[Dataset rows describing interfaces]
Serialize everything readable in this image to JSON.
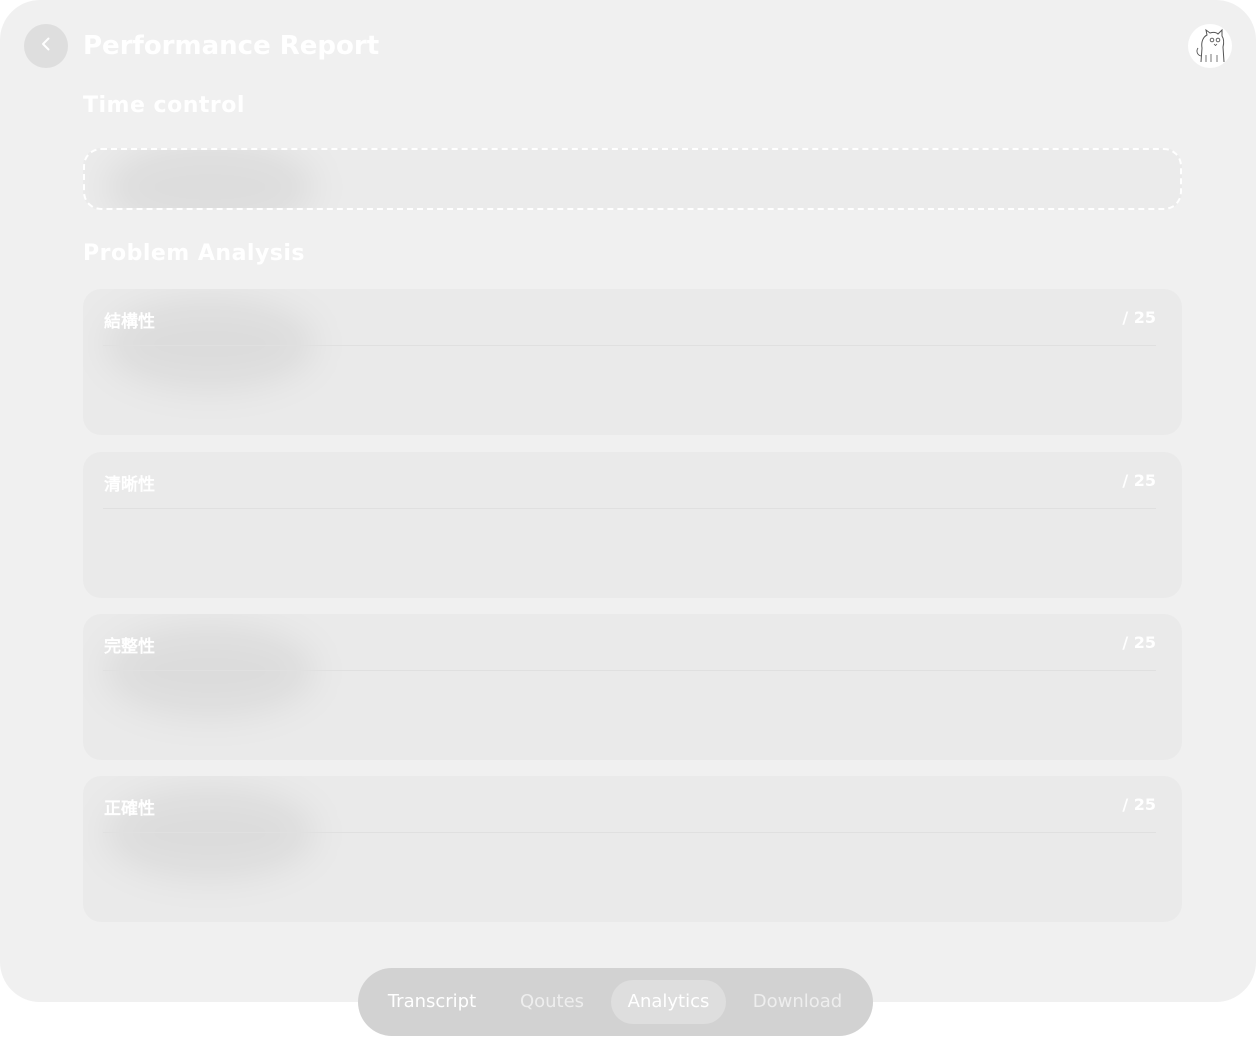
{
  "header": {
    "title": "Performance Report",
    "back_icon": "chevron-left-icon",
    "avatar_icon": "cat-sketch-icon"
  },
  "time_control": {
    "heading": "Time control"
  },
  "problem_analysis": {
    "heading": "Problem Analysis",
    "cards": [
      {
        "label": "結構性",
        "score": "/ 25"
      },
      {
        "label": "清晰性",
        "score": "/ 25"
      },
      {
        "label": "完整性",
        "score": "/ 25"
      },
      {
        "label": "正確性",
        "score": "/ 25"
      }
    ]
  },
  "tabs": [
    {
      "label": "Transcript",
      "active": false,
      "color": "#ffffff"
    },
    {
      "label": "Qoutes",
      "active": false,
      "color": "#eeeeee"
    },
    {
      "label": "Analytics",
      "active": true,
      "color": "#ffffff"
    },
    {
      "label": "Download",
      "active": false,
      "color": "#eeeeee"
    }
  ],
  "colors": {
    "panel_bg": "#f0f0f0",
    "card_bg": "#eaeaea",
    "tabbar_bg": "#d2d2d2",
    "text": "#ffffff"
  }
}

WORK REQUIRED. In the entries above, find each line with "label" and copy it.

EXPECTED OUTPUT.
        "label": "結構性",
        "label": "清晰性",
        "label": "完整性",
        "label": "正確性",
      "label": "Transcript",
      "label": "Qoutes",
      "label": "Analytics",
      "label": "Download",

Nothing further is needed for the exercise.